(Web page and app entries)
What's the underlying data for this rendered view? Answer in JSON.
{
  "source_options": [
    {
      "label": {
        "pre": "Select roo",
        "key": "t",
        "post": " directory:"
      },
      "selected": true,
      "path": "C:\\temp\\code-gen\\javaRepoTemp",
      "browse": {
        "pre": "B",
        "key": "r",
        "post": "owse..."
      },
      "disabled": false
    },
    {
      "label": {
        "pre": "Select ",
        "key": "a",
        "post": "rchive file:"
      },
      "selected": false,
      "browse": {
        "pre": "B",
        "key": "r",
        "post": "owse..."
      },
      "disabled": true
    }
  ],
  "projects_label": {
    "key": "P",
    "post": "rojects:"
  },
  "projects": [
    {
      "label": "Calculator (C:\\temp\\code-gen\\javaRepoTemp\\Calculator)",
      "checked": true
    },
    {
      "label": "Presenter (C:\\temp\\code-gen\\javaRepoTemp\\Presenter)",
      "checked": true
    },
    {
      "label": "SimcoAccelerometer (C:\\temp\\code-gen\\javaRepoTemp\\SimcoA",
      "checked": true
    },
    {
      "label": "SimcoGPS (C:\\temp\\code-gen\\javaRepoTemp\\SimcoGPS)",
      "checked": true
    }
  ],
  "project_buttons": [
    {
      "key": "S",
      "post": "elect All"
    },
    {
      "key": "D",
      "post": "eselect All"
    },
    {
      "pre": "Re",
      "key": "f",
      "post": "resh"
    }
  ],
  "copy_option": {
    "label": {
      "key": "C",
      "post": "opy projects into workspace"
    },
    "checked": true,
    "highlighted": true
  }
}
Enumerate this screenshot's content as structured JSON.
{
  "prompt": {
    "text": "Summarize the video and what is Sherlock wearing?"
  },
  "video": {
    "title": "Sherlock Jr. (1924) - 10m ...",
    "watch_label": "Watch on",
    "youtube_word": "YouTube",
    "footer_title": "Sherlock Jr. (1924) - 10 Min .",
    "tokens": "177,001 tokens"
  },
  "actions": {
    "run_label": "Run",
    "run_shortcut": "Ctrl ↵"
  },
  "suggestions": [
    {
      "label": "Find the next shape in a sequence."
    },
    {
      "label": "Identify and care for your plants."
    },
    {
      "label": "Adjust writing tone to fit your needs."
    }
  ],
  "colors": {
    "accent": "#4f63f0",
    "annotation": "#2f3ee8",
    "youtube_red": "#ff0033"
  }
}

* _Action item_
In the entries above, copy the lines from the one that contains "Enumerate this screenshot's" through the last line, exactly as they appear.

* _Final answer_
Enumerate this screenshot's content as structured JSON.
{
  "prompt": {
    "text": "Summarize the video and what is Sherlock wearing?"
  },
  "video": {
    "title": "Sherlock Jr. (1924) - 10m ...",
    "watch_label": "Watch on",
    "youtube_word": "YouTube",
    "footer_title": "Sherlock Jr. (1924) - 10 Min .",
    "tokens": "177,001 tokens"
  },
  "actions": {
    "run_label": "Run",
    "run_shortcut": "Ctrl ↵"
  },
  "suggestions": [
    {
      "label": "Find the next shape in a sequence."
    },
    {
      "label": "Identify and care for your plants."
    },
    {
      "label": "Adjust writing tone to fit your needs."
    }
  ],
  "colors": {
    "accent": "#4f63f0",
    "annotation": "#2f3ee8",
    "youtube_red": "#ff0033"
  }
}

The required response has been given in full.